The Changing Opioid Epidemic: Not from Rx

Turning the Tide or Riptide? the Changing Opioid EpidemicStefan G. Kertesz – 18 Nov 2016

This rigorously sourced paper illustrates the absurdity and futility of the crackdown on prescribed pain medication.

Dr. Kertesz meticulously lays out the facts (backed by 50 references to scientific research) proving that opioid prescriptions to patients are not the primary driver of the increasing numbers of overdose deaths.

Restricting such prescriptions has only caused a crisis of untreated pain while doing absolutely nothing to treat the addiction and abuse at the root of most overdoses.

The US opioid epidemic has changed profoundly in the last 3 years, in ways that require substantial recalibration of the US policy response.

This report summarizes the changing nature of overdose deaths in Jefferson County (home to Birmingham, Alabama) using data updated through June 30, 2016.

Heroin and fentanyl have come to dominate an escalating epidemic of lethal opioid overdose, while opioids commonly obtained by prescription play a minor role, accounting for no more than 15% of reported deaths in 2015.  

Such local data, along with similar reports from other localities, augment the insights available from the Centers for Disease Control’s current overdose summary, which lacks data from 2015–16 and lacks information regarding fentanyl in particular.

The observed changes in the opioid epidemic are particularly remarkable because they have emerged despite sustained reductions in opioid prescribing and sustained reductions in prescription opioid misuse.

  • Among US adults, past-year prescription opioid misuse is at its lowest level since 2002.
  • Among 12th graders it is at its lowest level in 20 years.

while opioid prescribing by physicians appears to have unleashed the epidemic prior to 2012, physician prescribing no longer plays a major role in sustaining it.

The accelerating pace of the opioid epidemic in 2015–16 requires a serious reconsideration of governmental policyinitiatives that continue to focus on reductions in opioid prescribing.

The dominant priority should be the assurance of subsidized access to evidence-based medication-assisted treatment for opioid use disorder.

Such treatment is lacking across much of the United States at this time.
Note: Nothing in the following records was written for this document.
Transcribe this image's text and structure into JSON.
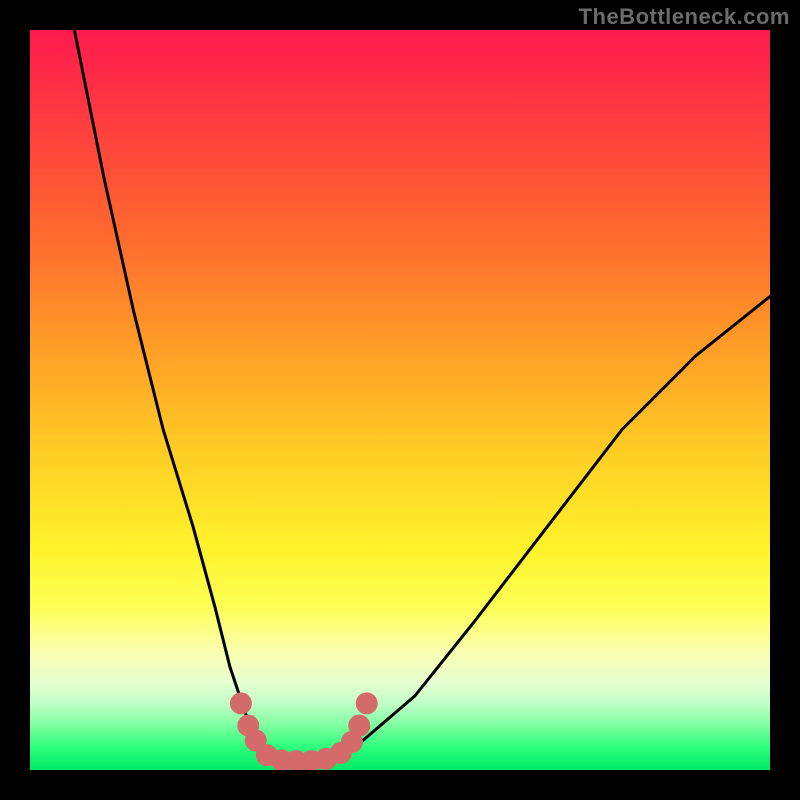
{
  "watermark": "TheBottleneck.com",
  "chart_data": {
    "type": "line",
    "title": "",
    "xlabel": "",
    "ylabel": "",
    "xlim": [
      0,
      100
    ],
    "ylim": [
      0,
      100
    ],
    "note": "Bottleneck-style V-curve over a red-to-green vertical gradient. Axes are unlabeled in the source image; x and values are normalized 0-100. Lower y = closer to bottom (green / optimal).",
    "series": [
      {
        "name": "curve",
        "x": [
          6,
          10,
          14,
          18,
          22,
          25,
          27,
          29,
          30.5,
          32,
          33.5,
          36,
          40,
          45,
          52,
          60,
          70,
          80,
          90,
          100
        ],
        "values": [
          100,
          80,
          62,
          46,
          33,
          22,
          14,
          8,
          4,
          1.5,
          1,
          1,
          1.5,
          4,
          10,
          20,
          33,
          46,
          56,
          64
        ]
      }
    ],
    "markers": {
      "name": "highlight-dots",
      "color": "#d46a6a",
      "points": [
        {
          "x": 28.5,
          "y": 9
        },
        {
          "x": 29.5,
          "y": 6
        },
        {
          "x": 30.5,
          "y": 4
        },
        {
          "x": 32,
          "y": 2
        },
        {
          "x": 34,
          "y": 1.3
        },
        {
          "x": 36,
          "y": 1.2
        },
        {
          "x": 38,
          "y": 1.2
        },
        {
          "x": 40,
          "y": 1.5
        },
        {
          "x": 42,
          "y": 2.3
        },
        {
          "x": 43.5,
          "y": 3.8
        },
        {
          "x": 44.5,
          "y": 6
        },
        {
          "x": 45.5,
          "y": 9
        }
      ]
    }
  }
}
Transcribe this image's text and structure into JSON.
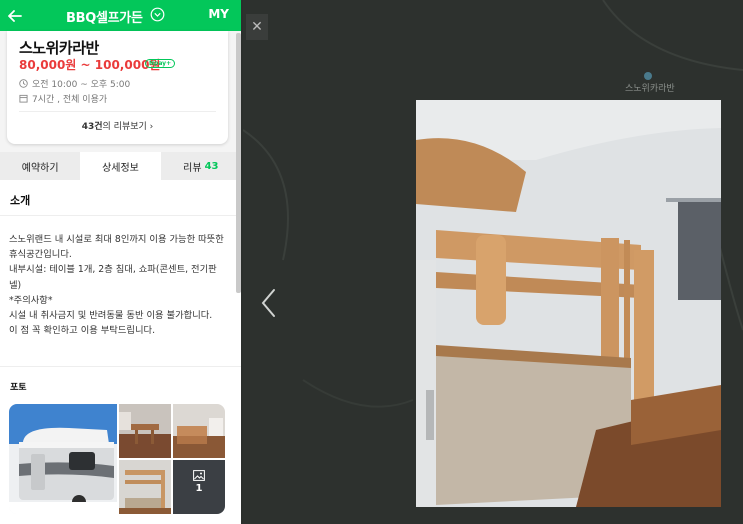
{
  "header": {
    "back_icon": "arrow-left-icon",
    "title": "BBQ셀프가든",
    "chevron_icon": "chevron-down-circle-icon",
    "my_label": "MY",
    "bg_color": "#03c75a"
  },
  "summary": {
    "name": "스노위카라반",
    "price": "80,000원 ~ 100,000원",
    "npay_badge": "Npay+",
    "hours": "오전 10:00 ~ 오후 5:00",
    "usage": "7시간 , 전체 이용가",
    "reviews_count": "43건",
    "reviews_suffix": "의 리뷰보기 ›",
    "price_color": "#ea3b3b"
  },
  "tabs": [
    {
      "label": "예약하기",
      "count": ""
    },
    {
      "label": "상세정보",
      "count": ""
    },
    {
      "label": "리뷰",
      "count": "43"
    }
  ],
  "intro": {
    "title": "소개",
    "lines": [
      "스노위랜드 내 시설로 최대 8인까지 이용 가능한 따뜻한 휴식공간입니다.",
      "내부시설: 테이블 1개, 2층 침대, 쇼파(콘센트, 전기판넬)",
      "*주의사항*",
      "시설 내 취사금지 및 반려동물 동반 이용 불가합니다.",
      "이 점 꼭 확인하고 이용 부탁드립니다."
    ]
  },
  "photos": {
    "title": "포토",
    "more_count": "1"
  },
  "viewer": {
    "close_icon": "close-icon",
    "prev_icon": "chevron-left-icon",
    "map_label": "스노위카라반"
  }
}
Further aggressive focus on prescription reduction is likely to obtain diminishing returns while creating significant risks for patients.

What caused the epidemic and what sustains it today, however, are not the same.

Neglecting this distinction invites responses that could fail to protect persons most at risk, including both patients with addiction and patients with pain.

Opioid prescribing has been in decline since 2012, and misuse of prescription pain relievers has fallen in tandem over several years. Despite favorable trends in prescribing and painkiller misuse, opioid overdoses have risen precipitously.

The epidemiologic shift raises the question of whether the ongoing public campaign against opioid prescriptions fails to advance more relevant policy solutions crucial to ending an accelerating epidemic, while creating new risks to patients who receive opioids for care of pain.

This is only the abstract – here is the full text of the report: 
http://www.tandfonline.com/doi/full/10.1080/08897077.2016.1261070

Dr. Kertesz meticulously lays out the facts (backed by 50 references to scientific research) proving that opioid prescriptions to patients are not the primary driver of the increasing numbers of overdose deaths.

 

Advertisements

7 thoughts on “The Changing Opioid Epidemic: Not from Rx

  1. Pingback: Summary of Posts about the Opioid Crisis | EDS Info (Ehlers-Danlos Syndrome)

  2. Pingback: Doctors are cutting opioids, even if it harms patients | EDS and Chronic Pain News & Info

  3. Pingback: Medicare May Adopt Flawed CDC Guidelines | EDS and Chronic Pain News & Info

  4. Pingback: Listen to Patients, Not the CDC | EDS and Chronic Pain News & Info

  5. Pingback: Evidence Against CDC Opioid Guidelines | EDS and Chronic Pain News & Info

  6. Pingback: Opioids, Addiction, and Pain: Briefing for Policy Leaders | EDS and Chronic Pain News & Info

  7. Pingback: Updated: Evidence Against CDC Opioid Guidelines | EDS and Chronic Pain News & Info

Other thoughts?

Fill in your details below or click an icon to log in:

WordPress.com Logo

You are commenting using your WordPress.com account. Log Out / Change )

Twitter picture

You are commenting using your Twitter account. Log Out / Change )

Facebook photo

You are commenting using your Facebook account. Log Out / Change )

Google+ photo

You are commenting using your Google+ account. Log Out / Change )

Connecting to %s